Pitino didn't have to wait long to return to the sidelines. By March, he was weighing offers from the universities of Louisville and Michigan. Pitino was hesitant to return to Kentucky and coach his former school's cross-state rival. Hours away from accepting a position at Michigan, he consulted again with Minardi. The two, after all, had spoken every day for 32 years. And here was Pitino, a year away from turning 50, cast out of the pros and uncertain of his next move. "Billy told me, 'If you're choosing Michigan because it's right for you, fine,'" says Pitino. "'But if you're doing it because you're worried about Kentucky, you should think again.' In my 20s and 30s, I probably would have gone to Michigan. But now, I have so many close friends in Kentucky."

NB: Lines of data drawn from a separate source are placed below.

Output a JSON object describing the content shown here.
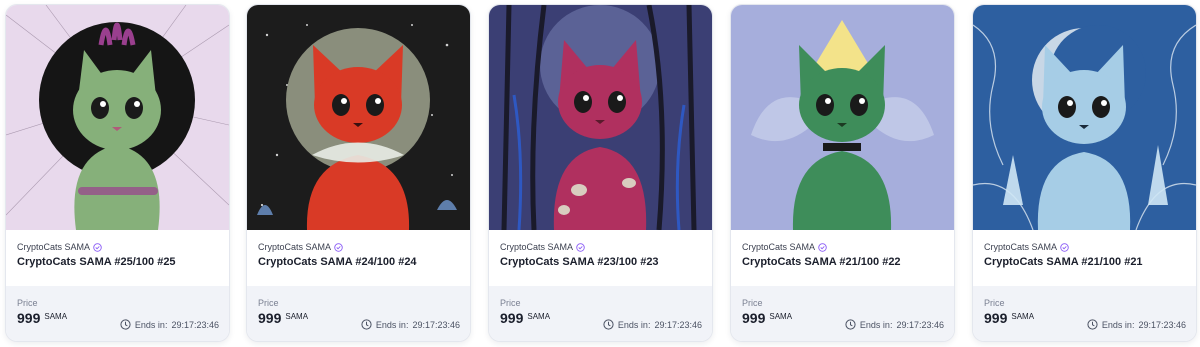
{
  "listings": [
    {
      "collection": "CryptoCats SAMA",
      "title": "CryptoCats SAMA #25/100 #25",
      "price_label": "Price",
      "price": "999",
      "currency": "SAMA",
      "ends_label": "Ends in:",
      "ends_value": "29:17:23:46",
      "art": {
        "bg": "#e8d9ec",
        "cat": "#86b07a",
        "accent": "#9a3f8e",
        "halo": "#151515"
      }
    },
    {
      "collection": "CryptoCats SAMA",
      "title": "CryptoCats SAMA #24/100 #24",
      "price_label": "Price",
      "price": "999",
      "currency": "SAMA",
      "ends_label": "Ends in:",
      "ends_value": "29:17:23:46",
      "art": {
        "bg": "#1c1c1c",
        "cat": "#d93a26",
        "accent": "#e8ece6",
        "halo": "#8a8e7c"
      }
    },
    {
      "collection": "CryptoCats SAMA",
      "title": "CryptoCats SAMA #23/100 #23",
      "price_label": "Price",
      "price": "999",
      "currency": "SAMA",
      "ends_label": "Ends in:",
      "ends_value": "29:17:23:46",
      "art": {
        "bg": "#3b3f74",
        "cat": "#b0305f",
        "accent": "#5a1a2c",
        "halo": "#7c86b8"
      }
    },
    {
      "collection": "CryptoCats SAMA",
      "title": "CryptoCats SAMA #21/100 #22",
      "price_label": "Price",
      "price": "999",
      "currency": "SAMA",
      "ends_label": "Ends in:",
      "ends_value": "29:17:23:46",
      "art": {
        "bg": "#a6aedc",
        "cat": "#3e8d5a",
        "accent": "#f3e38a",
        "halo": "#c6cdea"
      }
    },
    {
      "collection": "CryptoCats SAMA",
      "title": "CryptoCats SAMA #21/100 #21",
      "price_label": "Price",
      "price": "999",
      "currency": "SAMA",
      "ends_label": "Ends in:",
      "ends_value": "29:17:23:46",
      "art": {
        "bg": "#2d5fa0",
        "cat": "#a6cde6",
        "accent": "#cfe7f5",
        "halo": "#e4ecf2"
      }
    }
  ],
  "colors": {
    "verified": "#8b5cf6",
    "footer_bg": "#f1f3f8"
  }
}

Signing a six-year, $12.25 million contract for a job he claims will be his last coaching gig, Pitino was rapidly assimilated into Louisville, his books spotted on incoming flights, his face on the cover of magazines and billboards.
"After 9/11, if I was in pro basketball, I knew I'd be lonely and depressed," says Pitino. "I like the way the college game is more of a family."

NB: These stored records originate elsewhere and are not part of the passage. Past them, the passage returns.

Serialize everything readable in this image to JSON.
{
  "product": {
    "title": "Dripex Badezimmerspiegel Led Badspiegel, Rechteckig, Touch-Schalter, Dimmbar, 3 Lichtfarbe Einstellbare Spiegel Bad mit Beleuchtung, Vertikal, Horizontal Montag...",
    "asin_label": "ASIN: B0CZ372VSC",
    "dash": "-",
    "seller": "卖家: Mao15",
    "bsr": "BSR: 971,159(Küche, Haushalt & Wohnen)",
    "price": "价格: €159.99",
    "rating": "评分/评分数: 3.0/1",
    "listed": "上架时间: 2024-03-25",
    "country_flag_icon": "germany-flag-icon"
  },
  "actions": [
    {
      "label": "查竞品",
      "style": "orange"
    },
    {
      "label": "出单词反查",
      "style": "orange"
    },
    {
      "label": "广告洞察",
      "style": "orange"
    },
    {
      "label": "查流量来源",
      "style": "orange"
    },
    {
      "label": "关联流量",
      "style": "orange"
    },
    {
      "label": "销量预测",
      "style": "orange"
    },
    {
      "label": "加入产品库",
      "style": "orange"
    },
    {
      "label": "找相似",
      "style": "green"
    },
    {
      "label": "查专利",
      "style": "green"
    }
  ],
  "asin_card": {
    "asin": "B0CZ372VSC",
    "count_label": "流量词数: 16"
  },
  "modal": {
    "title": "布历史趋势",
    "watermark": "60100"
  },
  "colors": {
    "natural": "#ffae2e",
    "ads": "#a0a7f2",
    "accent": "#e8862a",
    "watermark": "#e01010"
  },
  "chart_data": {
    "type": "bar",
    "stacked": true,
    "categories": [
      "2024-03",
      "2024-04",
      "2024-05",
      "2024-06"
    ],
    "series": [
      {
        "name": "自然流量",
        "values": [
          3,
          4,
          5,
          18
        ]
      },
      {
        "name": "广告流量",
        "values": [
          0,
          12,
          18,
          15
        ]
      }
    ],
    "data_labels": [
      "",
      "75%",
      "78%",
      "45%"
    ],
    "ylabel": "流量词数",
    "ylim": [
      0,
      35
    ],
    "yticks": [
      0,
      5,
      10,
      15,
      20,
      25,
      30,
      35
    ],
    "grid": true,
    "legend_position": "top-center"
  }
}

He thinks of Minardi every day. Louisville's uniforms this season featured a small "B" over the left shoulder. This December, Louisville will host its first Billy Minardi Basketball Classic.
Yet for all the tranquility and balance he has found, as a coach Pitino remains as driven as ever. Sporting the snappy suit, crisply wrapped necktie and quintessential slick hair that's turned basketball coaches into fashion icons, Pitino strides the sidelines like a martinet, yelling, clapping, advising, reprimanding. His pale brown eyes seem to never blink, watching with the attentiveness of a concerned parent. When his patience is challenged, he typically bends his arm and brings his fingers to his mouth, repressing his short-term desire to scream, opting wisely to shut up and let the children play.
Joel Drucker is a freelance writer living in California.